Rather than sandals or soles that aren't properly secured, footwear is the most effective way to ensure your feet are safe from being smashed by thrown objects. To keep your legs safe, wear long pants. Protect your ears from the high-pitched engine noise, and shield your eyes from flying debris with a pair of hearing and vision protection.


  • Make sure that everything is functioning according to plan.

Experts have agreed that commercial lawn mowers should be avoided by kids younger than 12 years old without supervision. It is unlawful for anyone who is under the age of 16 to use lawnmowers within CT. If you have passengers riding the riding mower, they could be at risk of being run over by the mower if they get off.


  • Burns can be fatal.

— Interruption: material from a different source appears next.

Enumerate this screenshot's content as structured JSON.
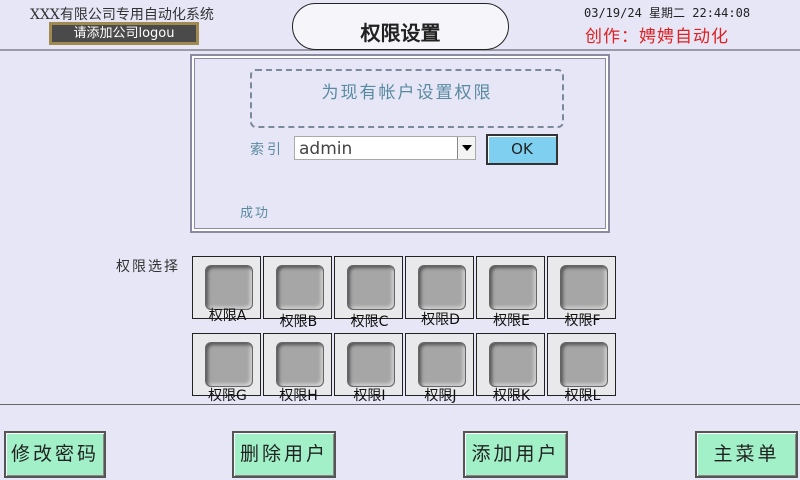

Exhaust heat and engine heat may be underestimated by many. Skin that is not adequately protected can be burned from even brief contact with hot surfaces. To prevent the ignition of fuel fumes or hot surfaces be sure there are no cigarettes or other sources of ignition.


  • It's not a good suggestion to get close to mowers that are moving.

The lawnmower can cause flying debris to land on the people in the vicinity. The lawnmower may reach areas that are not visible to the naked eye. Children and the like should be kept at least a couple of feet from.


  • Handle with caution.

Hands must be kept away from the blades' rotating motion. Be cautious if you are moving on an angle or incline to prevent the mower from tipping, which could cause it to slip onto you or anybody else.


  • Avoid touching the machine with your fingers.

Every lawn mower-related injury started with someone saying "I believed I could reach inside and move the stick, a clump of grass or something similar. Don't do it. Before cleaning the machine, shut it off. Make use of a stick, or tool to get rid of the obstruction.


  • Keep an eye out for the energy that's been accumulating within your body.

A variety of motorized garden and lawn machines can store energy within the drive mechanism in the form of an oiled spring. Lawnmowers available for sale in CT or similar devices might suddenly stop functioning and stop working due to the pressure which has been accumulated within the machine. If you try to reach inside the machine to remove the blockage the blades may be able to start working again. Those forces can easily injure fingers or other objects in their course.


These easy tips can assist you in avoiding injuries to yourself or to others.

DLTC Equipment

214 Central Ave Bridgeport, CT 06607

(203) 502-7009